Now that business analytics are here and enterprises are grappling with their own "big data," it's time to set some technical strategies in motion to harness these assets. Fortunately, solutions for the data center that can deliver both high performance computing (HPC) and big data analytics are becoming increasingly scalable and affordable—even for medium-sized businesses.
The main challenge initially is getting your big data ready for analytics computing. Big Data, which comes into the enterprise unstructured and unorganized, first needs to be "prepped" so that it is able to be processed by a business analytics program. This is no small task, as "cleaning up" big data goes through several phases. These phases include:
- An automated process of data deduplication, where duplicate data records are removed;
- An additional data cleanup process (which may need to be manual!) where erroneous information is removed and/or corrected in the data;
- A revisitation of data retention policies with end business users, so there is mutual agreement as to how long data in specific data sets is going to be maintained;
- A review of your data retention policies with outside auditors or examiners, to ensure that your data retention policies meet the compliance standards for your industry.
- Depending upon the volume of unstructured data in your data center, these technical tasks can be prodigious-even if you have a set of automated tools to address them. Nevertheless, sanitizing your data so it can readied for high quality business analytics is a necessary first step-and a step that you need to have business user support on, since it requires time and investment.

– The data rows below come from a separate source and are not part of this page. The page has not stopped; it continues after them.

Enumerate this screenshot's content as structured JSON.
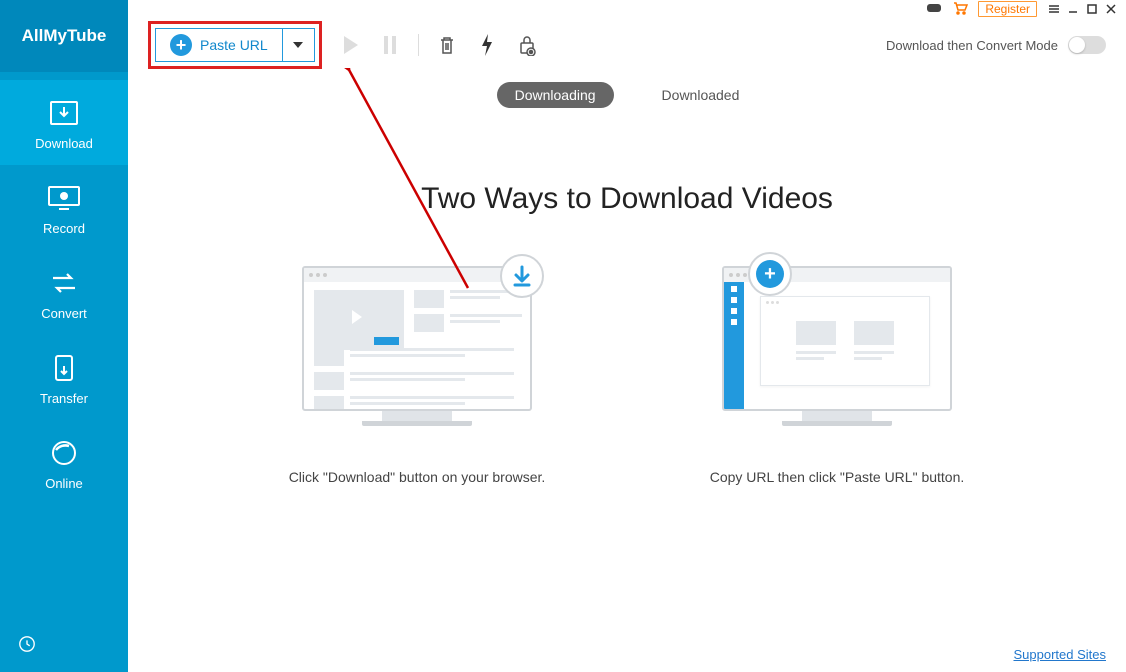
{
  "app_name": "AllMyTube",
  "titlebar": {
    "register": "Register"
  },
  "sidebar": {
    "items": [
      {
        "label": "Download"
      },
      {
        "label": "Record"
      },
      {
        "label": "Convert"
      },
      {
        "label": "Transfer"
      },
      {
        "label": "Online"
      }
    ]
  },
  "toolbar": {
    "paste_url": "Paste URL",
    "convert_mode": "Download then Convert Mode"
  },
  "subtabs": {
    "downloading": "Downloading",
    "downloaded": "Downloaded"
  },
  "content": {
    "headline": "Two Ways to Download Videos",
    "way1_caption": "Click \"Download\" button on your browser.",
    "way2_caption": "Copy URL then click \"Paste URL\" button."
  },
  "footer": {
    "supported_sites": "Supported Sites"
  }
}
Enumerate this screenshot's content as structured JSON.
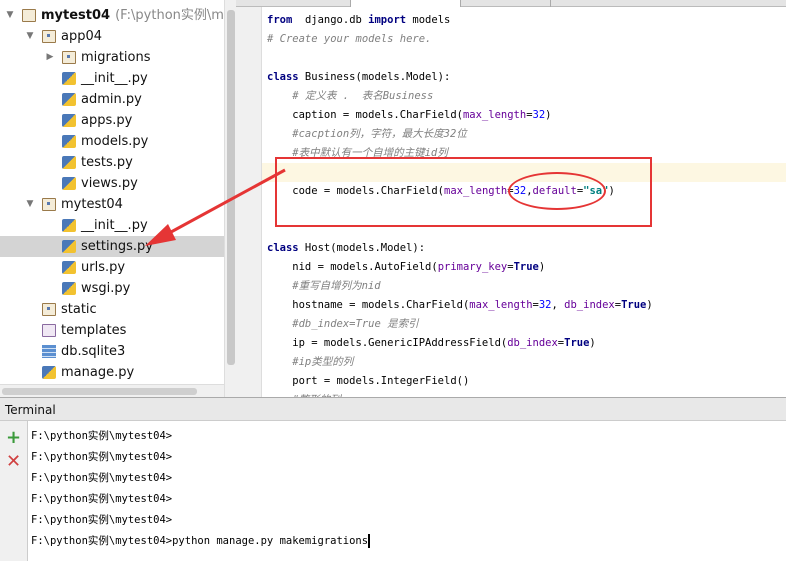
{
  "project_tree": {
    "root": {
      "label": "mytest04",
      "path": "(F:\\python实例\\mytes"
    },
    "items": [
      {
        "label": "app04",
        "type": "pkg",
        "depth": 1,
        "expanded": true
      },
      {
        "label": "migrations",
        "type": "pkg",
        "depth": 2,
        "expanded": false
      },
      {
        "label": "__init__.py",
        "type": "py",
        "depth": 2
      },
      {
        "label": "admin.py",
        "type": "py",
        "depth": 2
      },
      {
        "label": "apps.py",
        "type": "py",
        "depth": 2
      },
      {
        "label": "models.py",
        "type": "py",
        "depth": 2
      },
      {
        "label": "tests.py",
        "type": "py",
        "depth": 2
      },
      {
        "label": "views.py",
        "type": "py",
        "depth": 2
      },
      {
        "label": "mytest04",
        "type": "pkg",
        "depth": 1,
        "expanded": true
      },
      {
        "label": "__init__.py",
        "type": "py",
        "depth": 2
      },
      {
        "label": "settings.py",
        "type": "py",
        "depth": 2,
        "selected": true
      },
      {
        "label": "urls.py",
        "type": "py",
        "depth": 2
      },
      {
        "label": "wsgi.py",
        "type": "py",
        "depth": 2
      },
      {
        "label": "static",
        "type": "pkg",
        "depth": 1
      },
      {
        "label": "templates",
        "type": "tpl",
        "depth": 1
      },
      {
        "label": "db.sqlite3",
        "type": "db",
        "depth": 1
      },
      {
        "label": "manage.py",
        "type": "py",
        "depth": 1
      }
    ]
  },
  "editor": {
    "highlight_line": 8,
    "lines": [
      [
        [
          "kw",
          "from"
        ],
        [
          "",
          "  django.db "
        ],
        [
          "kw",
          "import"
        ],
        [
          "",
          " models"
        ]
      ],
      [
        [
          "cm",
          "# Create your models here."
        ]
      ],
      [],
      [
        [
          "kw",
          "class"
        ],
        [
          "",
          " Business(models.Model):"
        ]
      ],
      [
        [
          "cm",
          "    # 定义表 .  表名Business"
        ]
      ],
      [
        [
          "",
          "    caption = models.CharField("
        ],
        [
          "pa",
          "max_length"
        ],
        [
          "",
          "="
        ],
        [
          "nu",
          "32"
        ],
        [
          "",
          ")"
        ]
      ],
      [
        [
          "cm",
          "    #cacption列，字符，最大长度32位"
        ]
      ],
      [
        [
          "cm",
          "    #表中默认有一个自增的主键id列"
        ]
      ],
      [],
      [
        [
          "",
          "    code = models.CharField("
        ],
        [
          "pa",
          "max_length"
        ],
        [
          "",
          "="
        ],
        [
          "nu",
          "32"
        ],
        [
          "",
          ","
        ],
        [
          "pa",
          "default"
        ],
        [
          "",
          "="
        ],
        [
          "st",
          "\"sa\""
        ],
        [
          "",
          ")"
        ]
      ],
      [],
      [],
      [
        [
          "kw",
          "class"
        ],
        [
          "",
          " Host(models.Model):"
        ]
      ],
      [
        [
          "",
          "    nid = models.AutoField("
        ],
        [
          "pa",
          "primary_key"
        ],
        [
          "",
          "="
        ],
        [
          "kw",
          "True"
        ],
        [
          "",
          ")"
        ]
      ],
      [
        [
          "cm",
          "    #重写自增列为nid"
        ]
      ],
      [
        [
          "",
          "    hostname = models.CharField("
        ],
        [
          "pa",
          "max_length"
        ],
        [
          "",
          "="
        ],
        [
          "nu",
          "32"
        ],
        [
          "",
          ", "
        ],
        [
          "pa",
          "db_index"
        ],
        [
          "",
          "="
        ],
        [
          "kw",
          "True"
        ],
        [
          "",
          ")"
        ]
      ],
      [
        [
          "cm",
          "    #db_index=True 是索引"
        ]
      ],
      [
        [
          "",
          "    ip = models.GenericIPAddressField("
        ],
        [
          "pa",
          "db_index"
        ],
        [
          "",
          "="
        ],
        [
          "kw",
          "True"
        ],
        [
          "",
          ")"
        ]
      ],
      [
        [
          "cm",
          "    #ip类型的列"
        ]
      ],
      [
        [
          "",
          "    port = models.IntegerField()"
        ]
      ],
      [
        [
          "cm",
          "    #整形的列"
        ]
      ]
    ]
  },
  "terminal": {
    "title": "Terminal",
    "add_icon": "plus-icon",
    "close_icon": "close-icon",
    "lines": [
      "F:\\python实例\\mytest04>",
      "F:\\python实例\\mytest04>",
      "F:\\python实例\\mytest04>",
      "F:\\python实例\\mytest04>",
      "F:\\python实例\\mytest04>",
      "F:\\python实例\\mytest04>python manage.py makemigrations"
    ]
  },
  "annotation_color": "#e53535"
}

A second area of big data/analytics preparation is ensuring that you have the right servers and software in place to run business analytics with big data. Traditional transaction servers can't be redeployed for this work, because they were designed to serially process transaction records of fixed record lengths. In contrast, big data analytics requires simultaneous and parallel processing of data that does not have fixed record lengths. If you incorporate big data analytics processing in your data center, you will need specialized server clusters to do it. The good news is that many of these big data/analytics processing solutions are now scalable server-wise and price-wise. They also come with software automation that can run these big data/analytics workloads without a great deal of manual intervention from IT. System automation is a real benefit if you are implementing your first business analytics with parallel cluster computing-because this is an area where most data center staffs don't yet have much experience.
The third cornerstone of a technical IT big data strategy is revising the workloads and operations of the data center itself. Most data centers prioritize work around transaction processing. Other computing, such as batch work and report generation, is run at a lower priority. But with today's demands for real-time or near-real-time business analytics, all of this changes. If the end business wants to see emerging buying trends at the same time that sales are being made-both transactional and analytic workloads will require top priority. This reprioritization will significantly impact how data centers organize their operations and workloads, and will likely require an interdisciplinary IT project team to come up with a plan. At the same time, IT infrastructure management software should be evaluated to confirm that it can handle "mixed" workloads of transactions and analytics that are running at high priorities on a mix of transaction and analytics servers.
Mary E. Shacklett is president of Transworld Data, a technology research and market development firm. Prior to founding the company, Mary was Senior Vice President of Marketing and Technology at TCCU, Inc., a financial services firm; Vice President of Product Research and Software Development for Summit Information Systems, a computer software company; and Vice President of Strategic Planning and Technology at FSI International, a multinational manufacturing company in the semiconductor industry. Mary is a keynote speaker and has more than 1,000 articles, research studies, and technology publications in print.